"Mine was the only one that had never been described," Marden says. "It was a bit of an embarrassment." It became Epistephium mardeni.

He dived with Jacques Cousteau off the Calypso in the Red Sea and the Indian Ocean, taking some of the first underwater photographs with now antique equipment -- flash bulbs, imbued with hot wax, that cut his hands (he later wore gloves of chain mail) and crude seals to keep the water out. Exposure, shutter speed and focus had to be set before the descent; it was a victory just to get back to the surface with dry negatives.

Marden goes into another room and returns with a bit of polished metal, a drift pin made of Cornish brass, part of the Bounty. He weighs it in his hand.

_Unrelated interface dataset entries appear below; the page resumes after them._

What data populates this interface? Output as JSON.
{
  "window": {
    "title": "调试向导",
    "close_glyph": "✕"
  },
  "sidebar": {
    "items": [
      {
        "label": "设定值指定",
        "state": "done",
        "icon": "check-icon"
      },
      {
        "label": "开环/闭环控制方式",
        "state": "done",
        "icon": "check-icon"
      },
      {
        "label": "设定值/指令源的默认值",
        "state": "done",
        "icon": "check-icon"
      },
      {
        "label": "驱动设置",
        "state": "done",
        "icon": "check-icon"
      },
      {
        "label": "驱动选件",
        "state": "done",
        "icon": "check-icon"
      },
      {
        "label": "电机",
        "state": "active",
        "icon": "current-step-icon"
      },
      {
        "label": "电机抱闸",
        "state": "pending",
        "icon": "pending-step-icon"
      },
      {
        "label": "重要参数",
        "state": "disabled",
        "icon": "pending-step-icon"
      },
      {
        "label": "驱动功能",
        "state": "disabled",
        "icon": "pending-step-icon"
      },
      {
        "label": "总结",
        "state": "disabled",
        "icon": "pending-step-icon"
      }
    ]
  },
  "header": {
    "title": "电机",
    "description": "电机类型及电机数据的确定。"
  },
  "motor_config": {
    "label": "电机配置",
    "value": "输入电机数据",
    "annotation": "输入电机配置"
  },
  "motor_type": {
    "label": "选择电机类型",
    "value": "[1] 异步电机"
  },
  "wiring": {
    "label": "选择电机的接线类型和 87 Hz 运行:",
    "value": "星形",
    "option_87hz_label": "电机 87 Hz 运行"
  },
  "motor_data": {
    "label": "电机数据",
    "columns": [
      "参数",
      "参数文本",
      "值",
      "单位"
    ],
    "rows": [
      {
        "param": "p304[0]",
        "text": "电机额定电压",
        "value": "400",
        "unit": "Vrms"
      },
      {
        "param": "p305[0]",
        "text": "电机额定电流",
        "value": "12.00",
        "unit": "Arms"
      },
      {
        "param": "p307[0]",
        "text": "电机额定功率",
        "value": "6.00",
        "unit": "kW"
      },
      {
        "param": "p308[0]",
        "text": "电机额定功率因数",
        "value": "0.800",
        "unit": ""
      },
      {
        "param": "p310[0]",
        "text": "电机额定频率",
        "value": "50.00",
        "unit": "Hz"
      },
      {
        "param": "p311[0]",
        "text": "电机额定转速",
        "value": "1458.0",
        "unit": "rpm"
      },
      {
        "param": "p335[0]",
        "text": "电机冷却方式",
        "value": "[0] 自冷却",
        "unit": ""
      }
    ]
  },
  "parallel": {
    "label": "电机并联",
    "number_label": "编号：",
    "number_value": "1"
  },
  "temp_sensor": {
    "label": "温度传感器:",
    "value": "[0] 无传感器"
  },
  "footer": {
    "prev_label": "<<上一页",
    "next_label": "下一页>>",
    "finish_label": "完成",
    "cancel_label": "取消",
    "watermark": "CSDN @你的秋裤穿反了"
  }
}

"I saw the rudder from the ship in a Fiji museum in 1953, while covering Queen Elizabeth's coronation and empire tour." The rudder had been found on remote Pitcairn Island. "There was only one place to anchor. I knew the Bounty was there. I sent inquiries back to the Geographic ."

The Bounty was emblematic of splendid refuse, sunk by mutineers to avoid the entanglements of civilization a century and a half before. Marden presented the case for exploration to the editors. "Melville Grosvenor, bless his soul, said, 'Let Marden do it.' "

He received permission to search in the waters off Pitcairn Island from the governor of Fiji, a friend. For six weeks he dove in enormous Pacific swells. The locals told him he would die. Then he saw what appeared to be worms in a long sandy trench on the bottom of the island's one anchorage. They were sheathing nails, like those that now hold Marden's cuffs together, and below them lay the bones of the ship.

Marden had to get word of the archeological scoop back to the United States. Using a ham radio, he contacted a man in New England who sent this cable to the Geographic: "Have found the curlew's nest." As a code, he had mimicked an earlier cable sent by a Geographic man on the trail of the bristle-thighed curlew, so that the story of his discovery would not leak.

After Marden returned triumphantly to Washington, a Geographic editor told him, "We got some garbled cable about a bird." But they also got their scoop.

Marden had two replicas of the Bounty built in England; he and Ethel sailed them across the Atlantic. One sank on a reef in the Caribbean, but that's another story. These days Marden flies an ultralight named the Red Baron out of a Virginia meadow, for diversion.

"The classic days of the Geographic coincided with the classic days of the earth," he says. Travel, like everything else, has changed. "You used to go to Abercrombie and Fitch for outfitting. You got a good medicine kit and a pith helmet. You took quinine. Technological advance has enabled people to forget about the equipment."

He laughs, thinking about a half century at the Geographic. "I was a round peg," he says, "in a round hole."

Tomorrow: Alexander Graham Bell and the Grosvenors.